I also had to wonder how parenting would change if all couples were subject to the counselling, endless questions, financial costs and mental gymnastics for something that many dismiss as a happy accident. Queer folks like us never had that luxury.
Iris Bonnemasou, 38, community service worker and artist
Samantha Brewer, 37, Criminology and Criminal Justice student
Hi! Thanks for your time. How did you decide to have a child together?
We met at soccer training almost three years ago and we fell in love at first sight. I already have two kids from my previous relationship, and Sam always wanted to become a mum—but she’s 37 years old now, so the clock’s ticking fast for us. We started looking for IVF in private clinics, but due to the high cost and the long waiting lists we decided that that option wasn't the best choice for us. So I started doing an exhaustive search on the Internet, looking for all possible options that didn’t involve IVF clinics.
And what did you find out?
Well, we found a private Facebook group called Sperm Donation Australia that basically connects sperm donors with people. At first we were resilient, but after three months we chose a donor and made a mutual agreement that he wouldn’t have any legal right over the child. If the child wants to meet him at any point of their life, though, it’ll be perfectly fine.
What were your preferences for a perfect sperm donor?
We didn’t have anything specific in terms of physical attributes or family background. We were looking for a healthy and genuine guy who was willing to agree with our decisions. In a clinic, I would have been given the chance to choose the donor only by reading their details on profiles, but I feel lucky to have had the opportunity to meet our sperm donor in person first before deciding he’d be the one.
I’m trying to imagine what it’s like to meet your sperm donor in person.

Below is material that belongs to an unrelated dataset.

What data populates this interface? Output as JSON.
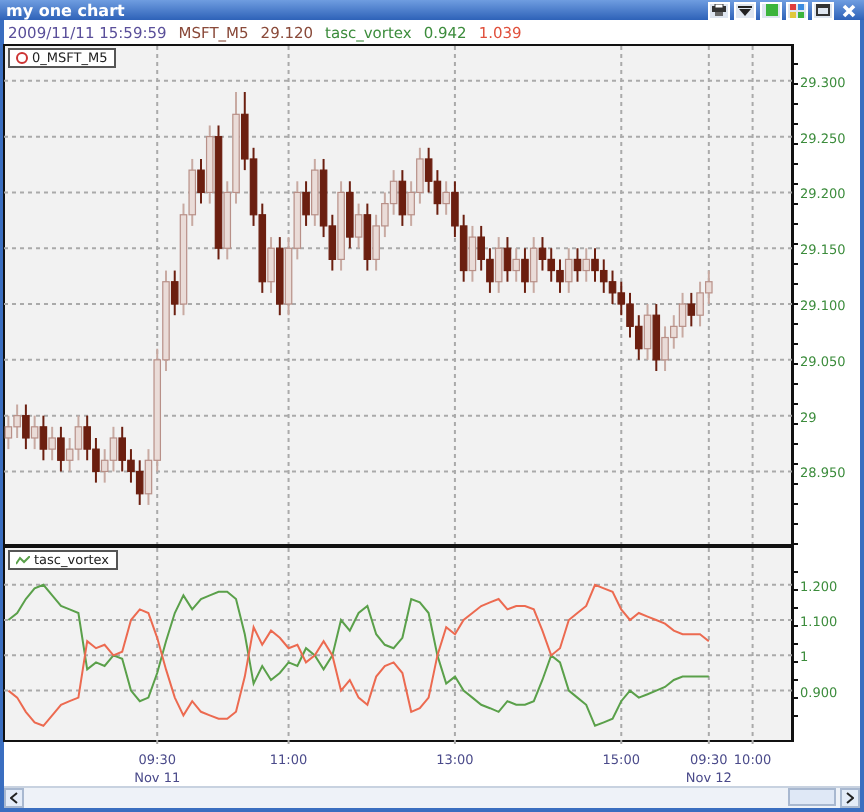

How did it go?
It was interesting. Sam and I were impressed by him from the first meeting, because he was very well informed, self-assured, and had already helped other families by donating his sperm. He’s also married and has a family of his own. He decided to help people like us after his own wife had issues getting pregnant in the past, and after they succeeded he decided to help other women fulfill their dream of becoming mothers. I think his altruistic nature and personal history made a significant difference in our decision to choose him.
And how’s the insemination process going so far?
Basically we have what’s called a Home Insemination Kit and it does exactly what the name suggests. It’s made up of sterile specimen cups, sterile artificial insemination syringes, and ovulation test strips. This is Artificial Insemination, so Sam periodically does an ovulation testing and, when she’s fertile, the donor meets us here at our place. After he collects the sperm and the donation is done, we use it while it’s still fresh and insert it inside my partner with a syringe.
We think the experience of getting pregnant through a sperm donor was much more difficult for lesbian couples in the past, so we feel fortunate in being able to finally find a donor that’s been supportive. We already tried six different times, which is completely normal, and next week we’ll try again for the seventh time. Wish us luck!
Interviews by Felippe Canale. Interviews have been edited for brevity and clarity.